* _Task_
Exactly as written, print every line of the listing below and omit its pictures.

········

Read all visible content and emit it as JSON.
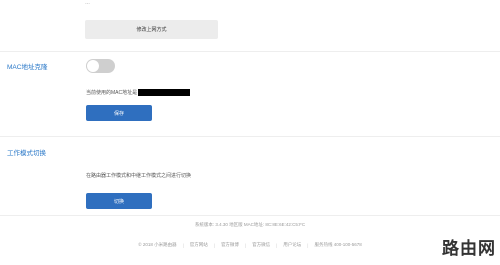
{
  "top_partial_text": "…",
  "connection": {
    "change_button_label": "修改上网方式"
  },
  "mac_clone": {
    "title": "MAC地址克隆",
    "current_mac_label": "当前使用的MAC地址是",
    "save_label": "保存"
  },
  "work_mode": {
    "title": "工作模式切换",
    "description": "在路由器工作模式和中继工作模式之间进行切换",
    "switch_label": "切换"
  },
  "footer": {
    "version_line": "系统版本: 3.4.30  地区版  MAC地址: 8C:8E:6E:42:C5:FC",
    "copyright": "© 2018 小米路由器",
    "links": [
      "官方网站",
      "官方微博",
      "官方微信",
      "用户论坛",
      "服务热线 400-100-5678"
    ]
  },
  "watermark": "路由网",
  "colors": {
    "accent": "#2f6fbf",
    "title": "#2a78c8",
    "toggle_off": "#cfcfcf"
  }
}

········

* _Written reply_
Read all visible content and emit it as JSON.
{
  "top_partial_text": "…",
  "connection": {
    "change_button_label": "修改上网方式"
  },
  "mac_clone": {
    "title": "MAC地址克隆",
    "current_mac_label": "当前使用的MAC地址是",
    "save_label": "保存"
  },
  "work_mode": {
    "title": "工作模式切换",
    "description": "在路由器工作模式和中继工作模式之间进行切换",
    "switch_label": "切换"
  },
  "footer": {
    "version_line": "系统版本: 3.4.30  地区版  MAC地址: 8C:8E:6E:42:C5:FC",
    "copyright": "© 2018 小米路由器",
    "links": [
      "官方网站",
      "官方微博",
      "官方微信",
      "用户论坛",
      "服务热线 400-100-5678"
    ]
  },
  "watermark": "路由网",
  "colors": {
    "accent": "#2f6fbf",
    "title": "#2a78c8",
    "toggle_off": "#cfcfcf"
  }
}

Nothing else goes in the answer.